Amendment XI : No person may practice Witchcraft in the United States of America.
In present day America, female witches are publicly burned at the stake and considered a danger to the American way. Martha Goode (Elizabeth Mitchell) runs an underground railroad for witches in her house, through a system of signals she provides food and shelter until they can get safe passage to Mexico. Her daughter, Claire (Gideon Adlon) thinks her mother is crazy for harboring freaks.
Once two sister witches show up (Abigail Cowen & Echo Campbell) Claire starts noticing strange things happening. With the government sneaking around trying to uphold the law and nosy neighbors with nothing better to do than make themselves feel better by reporting “illegal” activities, Claire will learn about the moral grey area’s that come with how people perceive those who are different.
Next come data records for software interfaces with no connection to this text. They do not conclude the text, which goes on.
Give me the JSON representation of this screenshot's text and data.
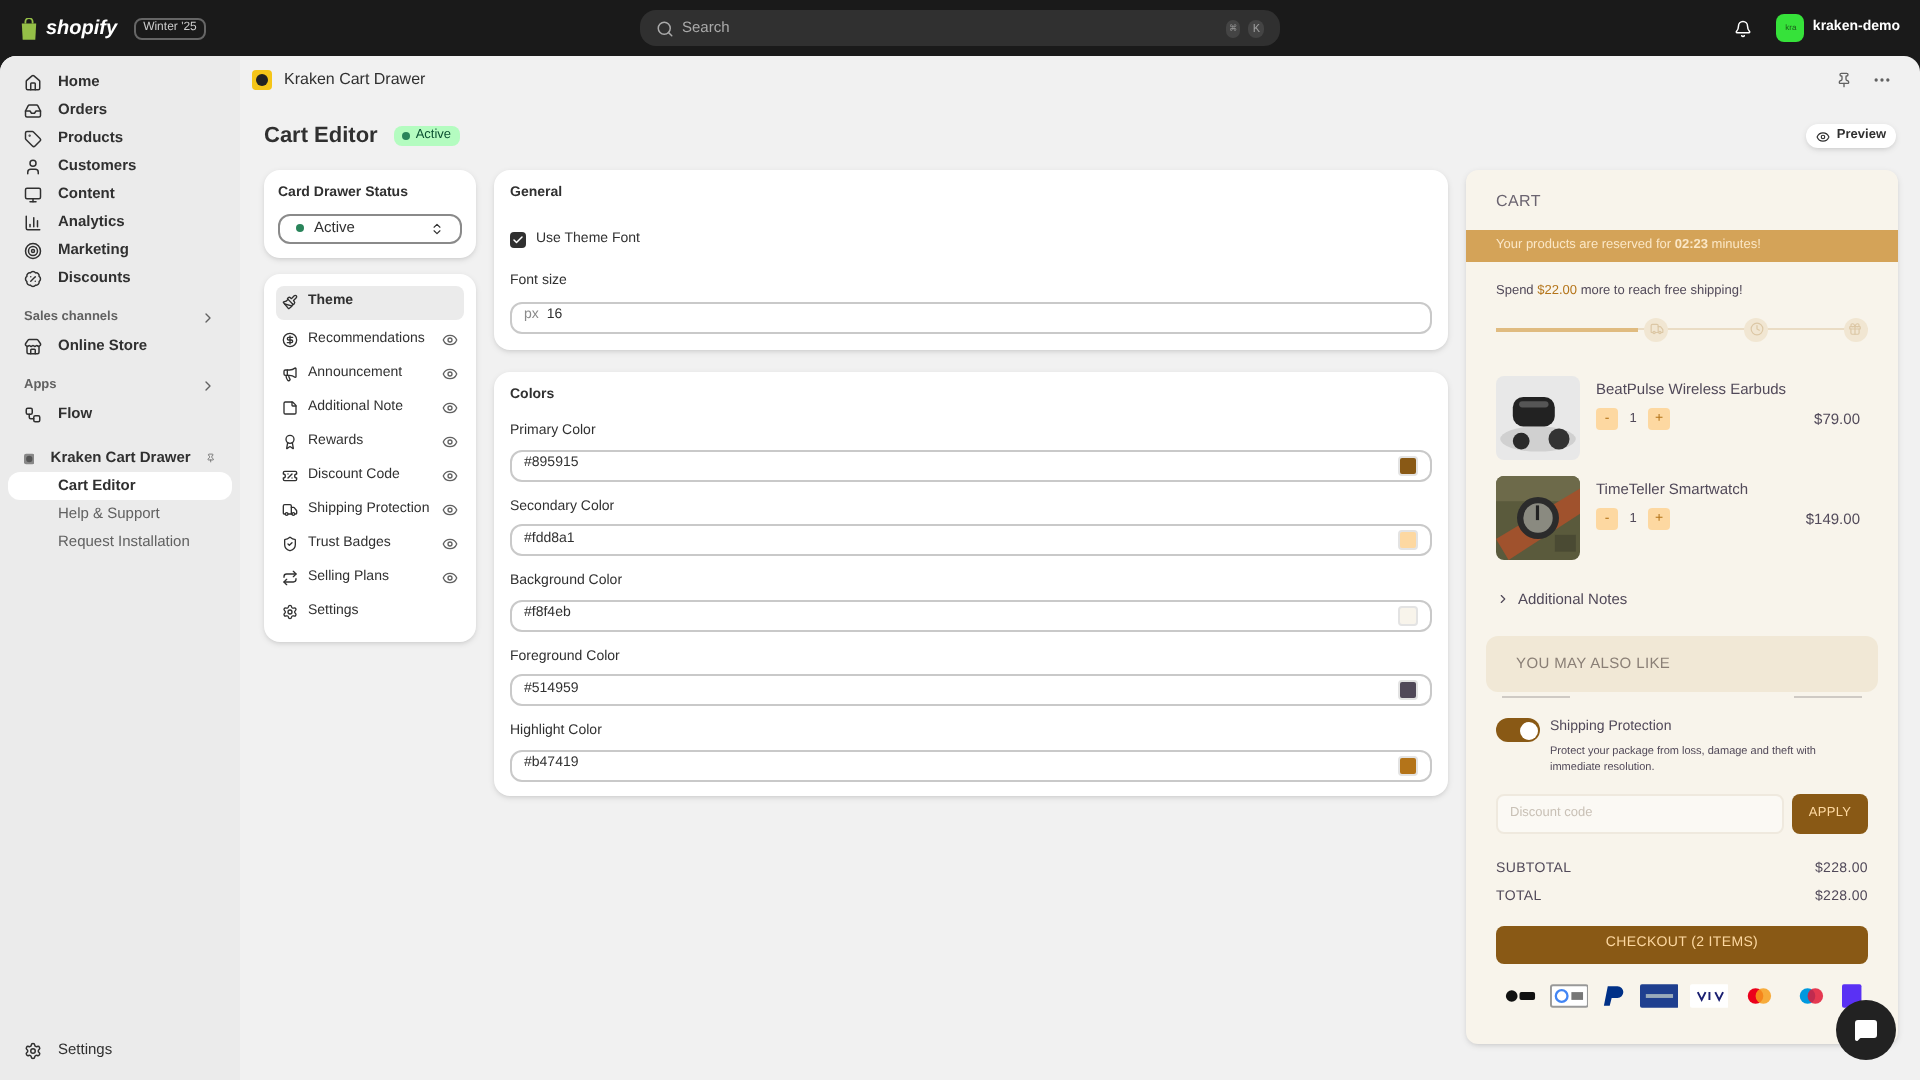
{
  "topbar": {
    "brand": "shopify",
    "edition": "Winter '25",
    "search": {
      "placeholder": "Search",
      "keys": [
        "⌘",
        "K"
      ]
    },
    "avatar": "kra",
    "store": "kraken-demo"
  },
  "sidebar": {
    "nav": [
      {
        "label": "Home",
        "selected": false
      },
      {
        "label": "Orders",
        "selected": false
      },
      {
        "label": "Products",
        "selected": false
      },
      {
        "label": "Customers",
        "selected": false
      },
      {
        "label": "Content",
        "selected": false
      },
      {
        "label": "Analytics",
        "selected": false
      },
      {
        "label": "Marketing",
        "selected": false
      },
      {
        "label": "Discounts",
        "selected": false
      }
    ],
    "sales_channels": {
      "heading": "Sales channels",
      "items": [
        {
          "label": "Online Store",
          "selected": false
        }
      ]
    },
    "apps": {
      "heading": "Apps",
      "items": [
        {
          "label": "Flow",
          "selected": false
        }
      ]
    },
    "pinned_app": {
      "label": "Kraken Cart Drawer",
      "children": [
        {
          "label": "Cart Editor",
          "selected": true
        },
        {
          "label": "Help & Support",
          "selected": false
        },
        {
          "label": "Request Installation",
          "selected": false
        }
      ]
    },
    "settings": "Settings"
  },
  "page": {
    "app_name": "Kraken Cart Drawer",
    "title": "Cart Editor",
    "status": "Active",
    "preview": "Preview"
  },
  "status_card": {
    "title": "Card Drawer Status",
    "value": "Active"
  },
  "menu": [
    {
      "label": "Theme",
      "selected": true,
      "visibility_icon": false
    },
    {
      "label": "Recommendations",
      "selected": false,
      "visibility_icon": true
    },
    {
      "label": "Announcement",
      "selected": false,
      "visibility_icon": true
    },
    {
      "label": "Additional Note",
      "selected": false,
      "visibility_icon": true
    },
    {
      "label": "Rewards",
      "selected": false,
      "visibility_icon": true
    },
    {
      "label": "Discount Code",
      "selected": false,
      "visibility_icon": true
    },
    {
      "label": "Shipping Protection",
      "selected": false,
      "visibility_icon": true
    },
    {
      "label": "Trust Badges",
      "selected": false,
      "visibility_icon": true
    },
    {
      "label": "Selling Plans",
      "selected": false,
      "visibility_icon": true
    },
    {
      "label": "Settings",
      "selected": false,
      "visibility_icon": false
    }
  ],
  "general": {
    "heading": "General",
    "checkbox": {
      "label": "Use Theme Font",
      "checked": true
    },
    "font_size": {
      "label": "Font size",
      "unit": "px",
      "value": "16"
    }
  },
  "colors": {
    "heading": "Colors",
    "fields": [
      {
        "label": "Primary Color",
        "value": "#895915",
        "color": "#895915"
      },
      {
        "label": "Secondary Color",
        "value": "#fdd8a1",
        "color": "#fdd8a1"
      },
      {
        "label": "Background Color",
        "value": "#f8f4eb",
        "color": "#f8f4eb"
      },
      {
        "label": "Foreground Color",
        "value": "#514959",
        "color": "#514959"
      },
      {
        "label": "Highlight Color",
        "value": "#b47419",
        "color": "#b47419"
      }
    ]
  },
  "cart": {
    "title": "CART",
    "reservation": "Your products are reserved for **02:23** minutes!",
    "shipping": {
      "before": "Spend",
      "amount": "$22.00",
      "after": "more to reach free shipping!",
      "level": 0.38
    },
    "items": [
      {
        "name": "BeatPulse Wireless Earbuds",
        "minus": "-",
        "quantity": "1",
        "plus": "+",
        "price": "$79.00"
      },
      {
        "name": "TimeTeller Smartwatch",
        "minus": "-",
        "quantity": "1",
        "plus": "+",
        "price": "$149.00"
      }
    ],
    "notes": "Additional Notes",
    "upsell": "YOU MAY ALSO LIKE",
    "protection": {
      "title": "Shipping Protection",
      "description": "Protect your package from loss, damage and theft with immediate resolution.",
      "on": true
    },
    "discount": {
      "placeholder": "Discount code",
      "button": "APPLY"
    },
    "totals": [
      {
        "label": "SUBTOTAL",
        "value": "$228.00"
      },
      {
        "label": "TOTAL",
        "value": "$228.00"
      }
    ],
    "checkout": "CHECKOUT (2 ITEMS)"
  }
}
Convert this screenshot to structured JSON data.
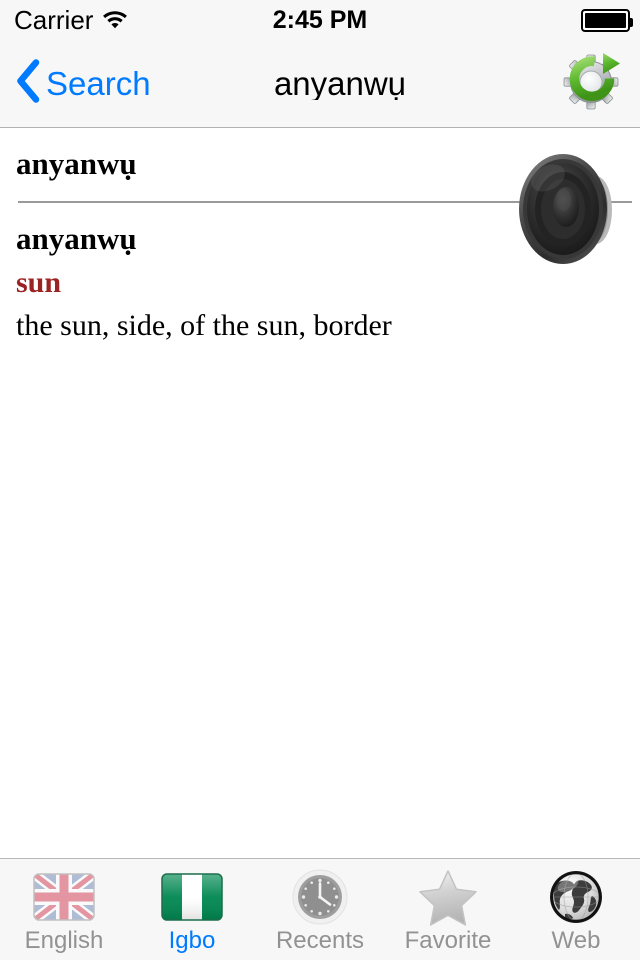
{
  "status_bar": {
    "carrier": "Carrier",
    "wifi_icon": "wifi-icon",
    "time": "2:45 PM",
    "battery_icon": "battery-full-icon"
  },
  "nav_bar": {
    "back_icon": "chevron-left-icon",
    "back_label": "Search",
    "title": "anyanwụ",
    "action_icon": "gear-refresh-icon",
    "tint_color": "#007AFF"
  },
  "entry": {
    "headword": "anyanwụ",
    "term": "anyanwụ",
    "sense": "sun",
    "sense_color": "#9B2323",
    "gloss": "the sun, side, of the sun, border",
    "speak_icon": "speaker-icon"
  },
  "tab_bar": {
    "active_index": 1,
    "items": [
      {
        "label": "English",
        "icon": "uk-flag-icon"
      },
      {
        "label": "Igbo",
        "icon": "nigeria-flag-icon"
      },
      {
        "label": "Recents",
        "icon": "clock-icon"
      },
      {
        "label": "Favorite",
        "icon": "star-icon"
      },
      {
        "label": "Web",
        "icon": "globe-icon"
      }
    ]
  }
}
Fear motivates people to act out without logical thinking. In this world, witches are not only powerful beings but pose a threat to the natural way of life (sound familiar?). Prosecuted for just existing, judged without reason, and murdered to maintain the status quo, women are victimized for no reason other than men fear their power.
Writer/director Elle Callahan directs a stellar cast of women in this film, however the plot feels like it was an aborted spec for a Charmed/The Craft reboot that is slow moving and could of done more to build a world in which witches are treated the same way our (American) government treats undocumented people. Ominous with tone, subtle but affective special effects and strong performances from its leads makes this feel more like the pilot of something pretty great.